Valentine’s Day may be over, but it’s important to show your heart some love all year long! Heart disease is deadlier than all forms of cancer combined; luckily, even small changes can make a huge difference to your health.
Rise and shine. Start the day by stretching and taking a few moments to breathe deeply and clear your mind. Studies show that yoga can lower cholesterol, while meditation helps lower blood pressure.
Get a move on. Aerobic exercise raises your heart rate and gets your blood pumping, which strengthens the heart and lungs and improves your body’s ability to use oxygen. Aim for a minimum of 20-30 minutes, 3-4 times a week. For less wear and tear on older joints, try low-impact activities such as biking, walking, swimming, water aerobics, or working out on an elliptical or rowing machine.
Don’t smoke. It’s not just about lungs. Chemicals in tobacco smoke harm your blood cells and can damage the structure and function of blood vessels. Smokers are 2-4x more likely to develop heart disease and the risk is higher for women. Enough said!
Boost your “D”. You already know that vitamin D helps your body absorb calcium, an essential component of strong bones. But did you know that low D may be risky for your heart? Checking vitamin D levels isn’t always a routine part of an annual physical, so ask your doctor if you should be tested. I discovered that mine was alarmingly low since I am super cautious about avoiding the sun, and my doctor recommended a daily supplement. Most people can get sufficient vitamin D from 15 min/day of unprotected sun exposure but don’t forget the sunblock after that.
Know your cholesterol numbers, especially the balance between HDL (“Healthy” high-density lipoprotein) and LDL (“Lousy” low-density lipoprotein). Exercise helps boost HDL, while adding more fiber to your diet can lower your LDL.
Veg out. The USDA recommends eating 5 servings a day of fruits and veggies and most of us don’t even come close. Brightly-colored fruits and vegetables are full of nutrients including antioxidants, which prevent and repair damage caused by free radicals, molecules that attack healthy cells.
Don’t fear fat! Fats are essential for a healthy diet, as long as we eat the right kinds, particularly omega-3 fatty acids. Omega-3s help maintain cell membranes and can lower triglycerides—reducing the risk of heart attack and stroke, and slowing the buildup of artery-hardening plaque. Natural sources include walnuts, extra virgin olive oil, and fatty fish such as salmon, mackerel, anchovies, and certain types of trout.

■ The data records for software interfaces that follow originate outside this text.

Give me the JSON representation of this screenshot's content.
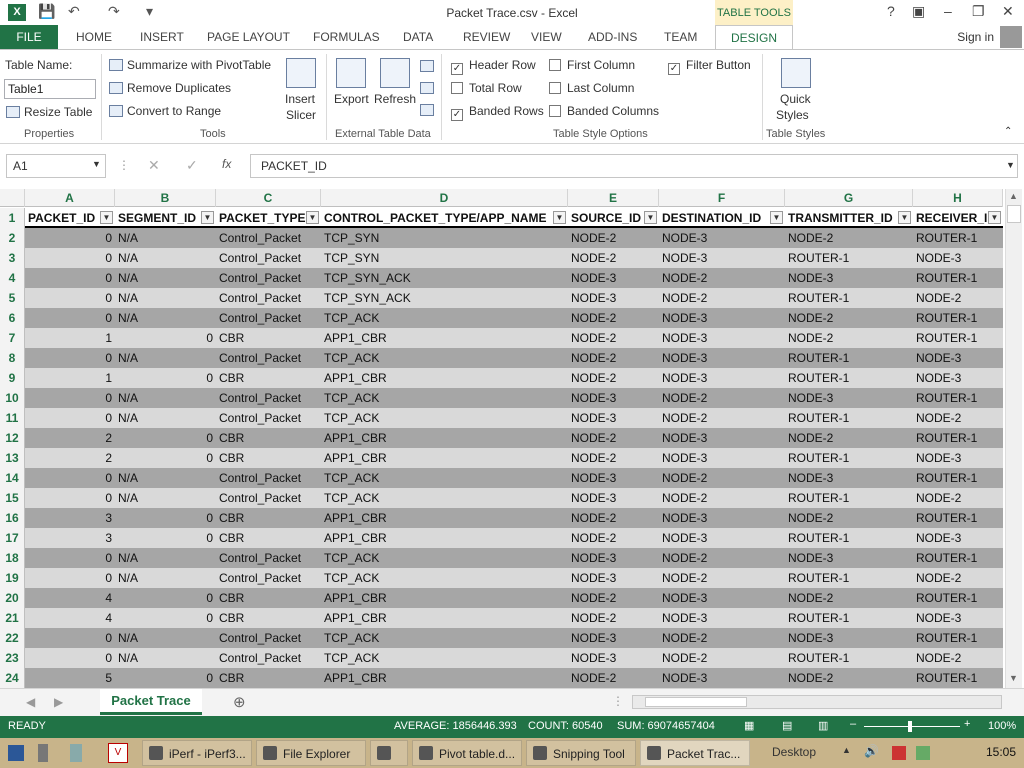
{
  "window": {
    "title": "Packet Trace.csv - Excel",
    "tool_context": "TABLE TOOLS",
    "help": "?"
  },
  "ribbon_tabs": [
    "FILE",
    "HOME",
    "INSERT",
    "PAGE LAYOUT",
    "FORMULAS",
    "DATA",
    "REVIEW",
    "VIEW",
    "ADD-INS",
    "TEAM",
    "DESIGN"
  ],
  "sign_in": "Sign in",
  "ribbon": {
    "table_name_label": "Table Name:",
    "table_name_value": "Table1",
    "resize_table": "Resize Table",
    "properties": "Properties",
    "summarize": "Summarize with PivotTable",
    "remove_duplicates": "Remove Duplicates",
    "convert_to_range": "Convert to Range",
    "tools": "Tools",
    "insert_slicer": "Insert",
    "insert_slicer2": "Slicer",
    "export": "Export",
    "refresh": "Refresh",
    "external_table_data": "External Table Data",
    "header_row": "Header Row",
    "total_row": "Total Row",
    "banded_rows": "Banded Rows",
    "first_column": "First Column",
    "last_column": "Last Column",
    "banded_columns": "Banded Columns",
    "filter_button": "Filter Button",
    "table_style_options": "Table Style Options",
    "quick_styles": "Quick",
    "quick_styles2": "Styles",
    "table_styles": "Table Styles"
  },
  "name_box": "A1",
  "fx": "fx",
  "formula_value": "PACKET_ID",
  "column_letters": [
    "A",
    "B",
    "C",
    "D",
    "E",
    "F",
    "G",
    "H"
  ],
  "headers": [
    "PACKET_ID",
    "SEGMENT_ID",
    "PACKET_TYPE",
    "CONTROL_PACKET_TYPE/APP_NAME",
    "SOURCE_ID",
    "DESTINATION_ID",
    "TRANSMITTER_ID",
    "RECEIVER_ID"
  ],
  "rows": [
    [
      "2",
      "0",
      "N/A",
      "Control_Packet",
      "TCP_SYN",
      "NODE-2",
      "NODE-3",
      "NODE-2",
      "ROUTER-1"
    ],
    [
      "3",
      "0",
      "N/A",
      "Control_Packet",
      "TCP_SYN",
      "NODE-2",
      "NODE-3",
      "ROUTER-1",
      "NODE-3"
    ],
    [
      "4",
      "0",
      "N/A",
      "Control_Packet",
      "TCP_SYN_ACK",
      "NODE-3",
      "NODE-2",
      "NODE-3",
      "ROUTER-1"
    ],
    [
      "5",
      "0",
      "N/A",
      "Control_Packet",
      "TCP_SYN_ACK",
      "NODE-3",
      "NODE-2",
      "ROUTER-1",
      "NODE-2"
    ],
    [
      "6",
      "0",
      "N/A",
      "Control_Packet",
      "TCP_ACK",
      "NODE-2",
      "NODE-3",
      "NODE-2",
      "ROUTER-1"
    ],
    [
      "7",
      "1",
      "0",
      "CBR",
      "APP1_CBR",
      "NODE-2",
      "NODE-3",
      "NODE-2",
      "ROUTER-1"
    ],
    [
      "8",
      "0",
      "N/A",
      "Control_Packet",
      "TCP_ACK",
      "NODE-2",
      "NODE-3",
      "ROUTER-1",
      "NODE-3"
    ],
    [
      "9",
      "1",
      "0",
      "CBR",
      "APP1_CBR",
      "NODE-2",
      "NODE-3",
      "ROUTER-1",
      "NODE-3"
    ],
    [
      "10",
      "0",
      "N/A",
      "Control_Packet",
      "TCP_ACK",
      "NODE-3",
      "NODE-2",
      "NODE-3",
      "ROUTER-1"
    ],
    [
      "11",
      "0",
      "N/A",
      "Control_Packet",
      "TCP_ACK",
      "NODE-3",
      "NODE-2",
      "ROUTER-1",
      "NODE-2"
    ],
    [
      "12",
      "2",
      "0",
      "CBR",
      "APP1_CBR",
      "NODE-2",
      "NODE-3",
      "NODE-2",
      "ROUTER-1"
    ],
    [
      "13",
      "2",
      "0",
      "CBR",
      "APP1_CBR",
      "NODE-2",
      "NODE-3",
      "ROUTER-1",
      "NODE-3"
    ],
    [
      "14",
      "0",
      "N/A",
      "Control_Packet",
      "TCP_ACK",
      "NODE-3",
      "NODE-2",
      "NODE-3",
      "ROUTER-1"
    ],
    [
      "15",
      "0",
      "N/A",
      "Control_Packet",
      "TCP_ACK",
      "NODE-3",
      "NODE-2",
      "ROUTER-1",
      "NODE-2"
    ],
    [
      "16",
      "3",
      "0",
      "CBR",
      "APP1_CBR",
      "NODE-2",
      "NODE-3",
      "NODE-2",
      "ROUTER-1"
    ],
    [
      "17",
      "3",
      "0",
      "CBR",
      "APP1_CBR",
      "NODE-2",
      "NODE-3",
      "ROUTER-1",
      "NODE-3"
    ],
    [
      "18",
      "0",
      "N/A",
      "Control_Packet",
      "TCP_ACK",
      "NODE-3",
      "NODE-2",
      "NODE-3",
      "ROUTER-1"
    ],
    [
      "19",
      "0",
      "N/A",
      "Control_Packet",
      "TCP_ACK",
      "NODE-3",
      "NODE-2",
      "ROUTER-1",
      "NODE-2"
    ],
    [
      "20",
      "4",
      "0",
      "CBR",
      "APP1_CBR",
      "NODE-2",
      "NODE-3",
      "NODE-2",
      "ROUTER-1"
    ],
    [
      "21",
      "4",
      "0",
      "CBR",
      "APP1_CBR",
      "NODE-2",
      "NODE-3",
      "ROUTER-1",
      "NODE-3"
    ],
    [
      "22",
      "0",
      "N/A",
      "Control_Packet",
      "TCP_ACK",
      "NODE-3",
      "NODE-2",
      "NODE-3",
      "ROUTER-1"
    ],
    [
      "23",
      "0",
      "N/A",
      "Control_Packet",
      "TCP_ACK",
      "NODE-3",
      "NODE-2",
      "ROUTER-1",
      "NODE-2"
    ],
    [
      "24",
      "5",
      "0",
      "CBR",
      "APP1_CBR",
      "NODE-2",
      "NODE-3",
      "NODE-2",
      "ROUTER-1"
    ]
  ],
  "sheet_tab": "Packet Trace",
  "status": {
    "ready": "READY",
    "average": "AVERAGE: 1856446.393",
    "count": "COUNT: 60540",
    "sum": "SUM: 69074657404",
    "zoom": "100%"
  },
  "taskbar": {
    "items": [
      "iPerf - iPerf3...",
      "File Explorer",
      "",
      "Pivot table.d...",
      "Snipping Tool",
      "Packet Trac..."
    ],
    "desktop": "Desktop",
    "clock": "15:05"
  },
  "colors": {
    "excel_green": "#217346",
    "band_dark": "#a6a6a6",
    "band_light": "#d9d9d9"
  }
}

Practice gratitude. Constant stress is linked to a higher risk of heart disease. To help put things in perspective, focus on the blessings in your life instead of dwelling on what could be “better”. Making a list of everything you’re grateful for will remind you what really counts, as will helping others who are less fortunate.
Grin, giggle and guffaw. I read recently that a good belly laugh can send 20% more blood flowing through your entire body. As you laugh your blood vessel walls relax and expand, which helps keep them pliable and flexible. So share a joke, watch a comedy, or enjoy the absurdity in potentially frustrating situations.
For more information about heart health and women, check out the GoRed website. And go spread the love!